Dr Robert Harrison, Head of LSTM’s Alistair Reid Venom Research Unit, is among experts quoted in a news article published in the journal Nature today addressing the global issue of snakebite.

According to the World Health Organization (WHO) around 5 million people worldwide suffer snakebites each year, with more than 100,000 dying as a result and as many as 400,000 suffering permanent disfigurement or amputation. Dr Harrison said: “It is of vital importance that research into new, more effective, safe and affordable antivenoms is appropriately funded to reduce the deaths and disabilities currently suffered by snakebite victims – treatment that is too often denied to many thousands of people living in very disadvantaged circumstances.” 

The article highlights the fact that snakebite was given a forum for the first time at the World Health Assembly this year, where the international shortage of antivenom and potential new solutions were discussed. One such solution is the use of broad spectrum or poly-specific antivenoms which are effective against bites from a number of species. However Sanofi Pasteur recently halted production of Fav-Afrique due to the fact that, at an average retail price of $120, it could not sell enough to make production worthwhile, meaning that new methods of production are required to address the problem effectively.

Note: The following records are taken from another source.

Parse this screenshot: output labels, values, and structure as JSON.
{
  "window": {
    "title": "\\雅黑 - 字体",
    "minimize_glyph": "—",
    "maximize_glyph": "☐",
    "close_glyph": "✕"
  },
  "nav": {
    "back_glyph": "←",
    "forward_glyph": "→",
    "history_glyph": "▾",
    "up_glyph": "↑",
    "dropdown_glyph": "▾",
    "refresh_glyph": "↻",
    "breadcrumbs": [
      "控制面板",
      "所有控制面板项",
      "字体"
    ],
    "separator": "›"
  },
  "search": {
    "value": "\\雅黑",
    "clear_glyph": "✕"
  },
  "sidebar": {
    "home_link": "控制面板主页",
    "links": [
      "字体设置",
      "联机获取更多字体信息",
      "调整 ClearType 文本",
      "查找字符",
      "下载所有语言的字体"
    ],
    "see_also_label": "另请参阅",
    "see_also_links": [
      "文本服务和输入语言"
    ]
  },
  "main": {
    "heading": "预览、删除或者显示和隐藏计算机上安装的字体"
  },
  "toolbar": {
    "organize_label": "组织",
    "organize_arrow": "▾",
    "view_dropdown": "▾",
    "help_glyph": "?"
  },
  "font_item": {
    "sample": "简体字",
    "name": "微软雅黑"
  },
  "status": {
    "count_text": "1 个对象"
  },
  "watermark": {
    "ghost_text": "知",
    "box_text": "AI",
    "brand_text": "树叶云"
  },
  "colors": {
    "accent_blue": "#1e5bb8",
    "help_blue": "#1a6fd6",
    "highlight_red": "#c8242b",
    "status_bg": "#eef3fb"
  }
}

At LSTM Dr Harrison is leading research using a new technique called ‘antivenomics’ to produce an antivenom effective against all clinically important snake species in sub-Saharan Africa. Funded by a grant from the Medical Research Council (MRC) LSTM is working in partnership with researchers in Spain and Costa Rica to identify all the destructive proteins in venoms of many snake species and combine them to raise antibodies to neutralise each of these toxins. “Having one effective antivenom for the region will make treatment much easier and cut down on the many side effects associated with the treatment of snakebite,” continued Dr Harrison: “The movement away from traditional production of antivenoms will also not only address the current high cost of production, making it more affordable for countries with limited health spend and a number of differing priorities, but also increase the shelf life of the products which currently require continuous refrigeration, an obvious problem in remote areas without electricity.” Dr Harrison added “We fully recognise that it will take time for our research plans to become new drugs, and have initiated other, non-lab based projects to help snakebite victims get to health care and to ensure that they are treated with effective antivenoms” 

You can read the article here.